Work required: Within the listing, each line that has the string "homeschool" should be copied.

Extracted data:
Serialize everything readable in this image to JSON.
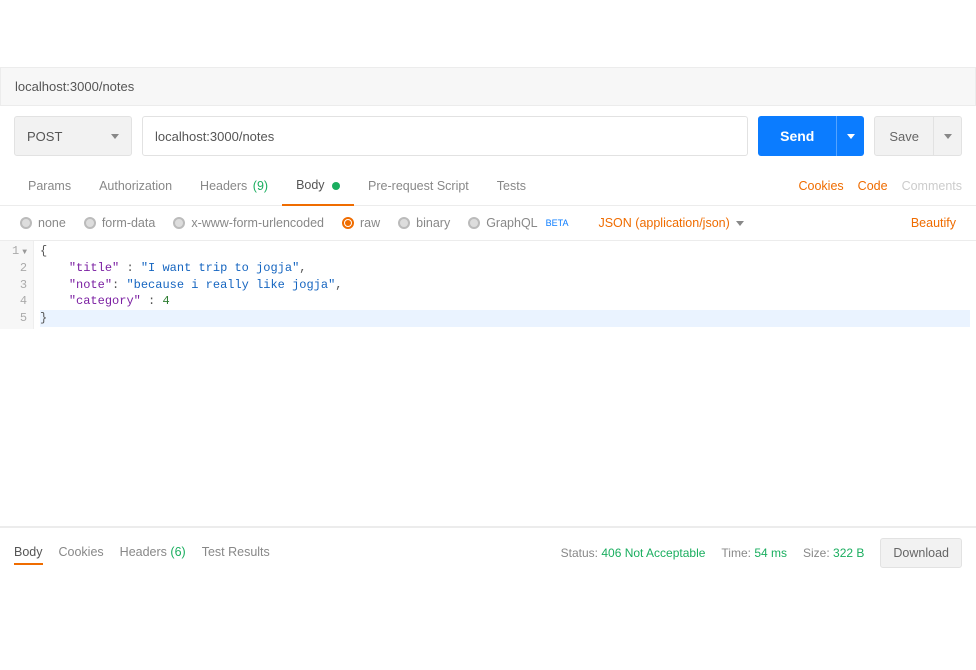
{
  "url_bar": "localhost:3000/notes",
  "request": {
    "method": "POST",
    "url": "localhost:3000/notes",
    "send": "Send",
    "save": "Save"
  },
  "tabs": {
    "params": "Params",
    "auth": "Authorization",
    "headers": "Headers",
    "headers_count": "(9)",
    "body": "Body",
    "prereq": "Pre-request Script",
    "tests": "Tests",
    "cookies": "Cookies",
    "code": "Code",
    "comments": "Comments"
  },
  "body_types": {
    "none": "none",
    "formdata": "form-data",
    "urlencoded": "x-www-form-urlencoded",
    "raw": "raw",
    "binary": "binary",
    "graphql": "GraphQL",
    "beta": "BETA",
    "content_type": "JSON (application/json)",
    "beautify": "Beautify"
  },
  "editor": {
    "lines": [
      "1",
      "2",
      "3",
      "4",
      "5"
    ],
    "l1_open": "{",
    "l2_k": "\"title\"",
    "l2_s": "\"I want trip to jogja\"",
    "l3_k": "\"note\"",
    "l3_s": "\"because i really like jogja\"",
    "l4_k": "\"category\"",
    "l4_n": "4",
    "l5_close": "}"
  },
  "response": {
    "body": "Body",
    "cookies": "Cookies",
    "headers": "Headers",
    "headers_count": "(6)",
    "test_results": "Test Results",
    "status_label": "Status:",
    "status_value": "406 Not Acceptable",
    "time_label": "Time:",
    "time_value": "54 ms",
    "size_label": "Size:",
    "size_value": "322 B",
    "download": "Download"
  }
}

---

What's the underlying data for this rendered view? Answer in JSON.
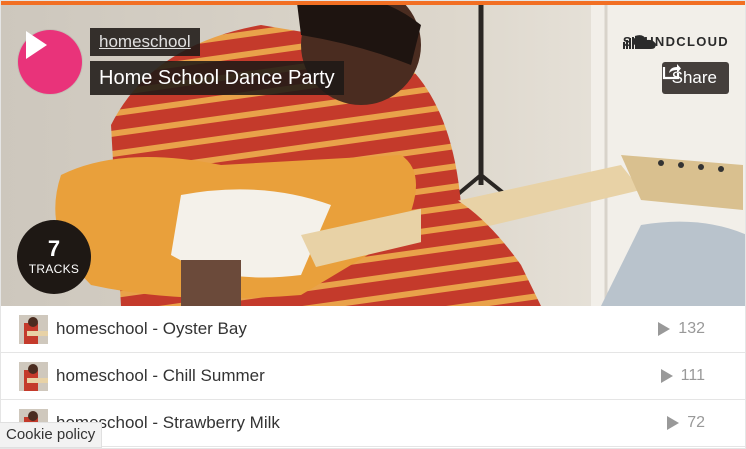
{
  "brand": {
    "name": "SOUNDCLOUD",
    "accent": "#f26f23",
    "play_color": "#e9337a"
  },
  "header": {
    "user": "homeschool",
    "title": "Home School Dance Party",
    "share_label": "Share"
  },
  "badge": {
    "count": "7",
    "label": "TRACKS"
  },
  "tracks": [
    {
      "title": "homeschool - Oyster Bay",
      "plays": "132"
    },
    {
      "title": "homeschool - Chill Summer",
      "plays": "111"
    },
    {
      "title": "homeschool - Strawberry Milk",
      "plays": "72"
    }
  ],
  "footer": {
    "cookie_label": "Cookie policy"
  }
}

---

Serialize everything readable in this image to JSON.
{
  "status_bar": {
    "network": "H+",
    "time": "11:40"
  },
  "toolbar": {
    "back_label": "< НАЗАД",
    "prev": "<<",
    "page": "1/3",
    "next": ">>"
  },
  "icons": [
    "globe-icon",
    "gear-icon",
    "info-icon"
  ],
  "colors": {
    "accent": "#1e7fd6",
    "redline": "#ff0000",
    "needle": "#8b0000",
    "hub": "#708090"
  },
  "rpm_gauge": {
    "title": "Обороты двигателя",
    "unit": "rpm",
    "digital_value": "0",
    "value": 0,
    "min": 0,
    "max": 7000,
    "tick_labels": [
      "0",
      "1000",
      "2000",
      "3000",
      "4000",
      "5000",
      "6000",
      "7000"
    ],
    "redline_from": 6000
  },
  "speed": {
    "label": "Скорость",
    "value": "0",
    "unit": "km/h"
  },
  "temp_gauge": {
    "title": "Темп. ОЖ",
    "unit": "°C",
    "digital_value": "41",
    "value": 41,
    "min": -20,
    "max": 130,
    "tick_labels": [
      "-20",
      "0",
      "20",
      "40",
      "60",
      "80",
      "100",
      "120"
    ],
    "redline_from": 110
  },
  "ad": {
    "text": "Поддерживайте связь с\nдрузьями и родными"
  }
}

Task solution:
    "user": "homeschool",
      "title": "homeschool - Oyster Bay",
      "title": "homeschool - Chill Summer",
      "title": "homeschool - Strawberry Milk",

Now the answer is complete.